- _Task details_: Only the lines containing "Informations" should appear in the answer, copied from the listing below.

── Data excerpts ──

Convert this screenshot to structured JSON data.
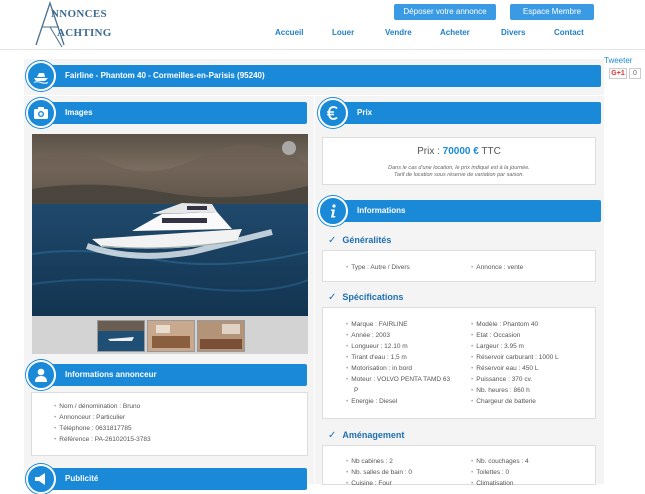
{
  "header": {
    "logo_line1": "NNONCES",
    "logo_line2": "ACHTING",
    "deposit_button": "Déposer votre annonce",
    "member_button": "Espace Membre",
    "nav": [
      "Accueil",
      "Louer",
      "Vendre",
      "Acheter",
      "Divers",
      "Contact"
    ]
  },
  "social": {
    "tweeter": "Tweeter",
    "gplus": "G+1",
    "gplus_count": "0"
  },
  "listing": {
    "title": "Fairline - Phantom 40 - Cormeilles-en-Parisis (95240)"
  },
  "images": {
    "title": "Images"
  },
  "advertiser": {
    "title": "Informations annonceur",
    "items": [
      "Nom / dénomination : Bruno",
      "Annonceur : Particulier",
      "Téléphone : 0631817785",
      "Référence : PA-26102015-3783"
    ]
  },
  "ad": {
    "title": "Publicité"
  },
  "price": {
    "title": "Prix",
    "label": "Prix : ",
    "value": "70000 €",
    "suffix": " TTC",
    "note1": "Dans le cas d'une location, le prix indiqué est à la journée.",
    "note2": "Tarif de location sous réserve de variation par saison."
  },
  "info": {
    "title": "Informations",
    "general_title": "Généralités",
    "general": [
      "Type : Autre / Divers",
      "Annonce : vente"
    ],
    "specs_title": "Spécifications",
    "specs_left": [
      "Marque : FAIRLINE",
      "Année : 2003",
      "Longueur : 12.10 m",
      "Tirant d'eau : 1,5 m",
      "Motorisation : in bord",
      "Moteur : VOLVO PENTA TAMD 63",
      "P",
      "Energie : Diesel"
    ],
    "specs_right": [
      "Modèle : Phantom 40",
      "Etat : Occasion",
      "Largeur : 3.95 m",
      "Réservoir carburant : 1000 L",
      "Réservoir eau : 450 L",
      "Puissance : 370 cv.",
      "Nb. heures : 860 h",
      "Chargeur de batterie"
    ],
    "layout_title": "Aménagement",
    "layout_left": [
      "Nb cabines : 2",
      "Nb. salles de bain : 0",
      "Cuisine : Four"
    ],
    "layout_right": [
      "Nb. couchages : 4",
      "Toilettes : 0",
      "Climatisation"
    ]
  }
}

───
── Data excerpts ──

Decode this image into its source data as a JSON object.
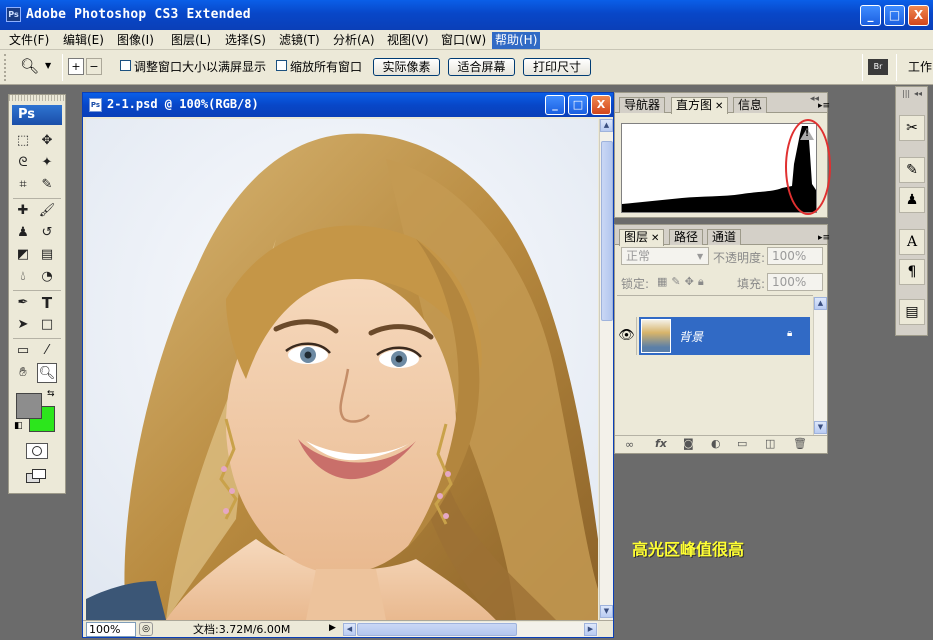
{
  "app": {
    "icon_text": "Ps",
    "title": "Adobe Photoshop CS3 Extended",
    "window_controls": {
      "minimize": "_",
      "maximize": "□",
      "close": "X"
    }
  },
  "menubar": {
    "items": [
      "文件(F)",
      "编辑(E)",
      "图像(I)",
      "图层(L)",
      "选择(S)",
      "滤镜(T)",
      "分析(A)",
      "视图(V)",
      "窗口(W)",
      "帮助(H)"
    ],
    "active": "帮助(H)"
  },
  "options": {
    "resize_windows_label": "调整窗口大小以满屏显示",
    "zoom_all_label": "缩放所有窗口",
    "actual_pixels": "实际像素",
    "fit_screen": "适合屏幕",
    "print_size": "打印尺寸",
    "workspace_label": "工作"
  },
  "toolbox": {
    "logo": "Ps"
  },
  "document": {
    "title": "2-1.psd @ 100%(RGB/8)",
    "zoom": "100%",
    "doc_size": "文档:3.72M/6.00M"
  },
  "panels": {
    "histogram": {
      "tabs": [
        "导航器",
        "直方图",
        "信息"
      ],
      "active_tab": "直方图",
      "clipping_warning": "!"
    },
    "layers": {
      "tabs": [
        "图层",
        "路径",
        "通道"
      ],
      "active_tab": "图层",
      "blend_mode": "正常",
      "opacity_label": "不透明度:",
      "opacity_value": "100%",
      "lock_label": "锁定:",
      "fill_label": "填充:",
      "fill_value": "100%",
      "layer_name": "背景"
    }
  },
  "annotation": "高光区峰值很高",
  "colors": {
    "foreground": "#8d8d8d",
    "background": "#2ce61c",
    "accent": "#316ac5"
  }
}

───

- _Answer to the problem_:
    "title": "Informations annonceur",
    "title": "Informations",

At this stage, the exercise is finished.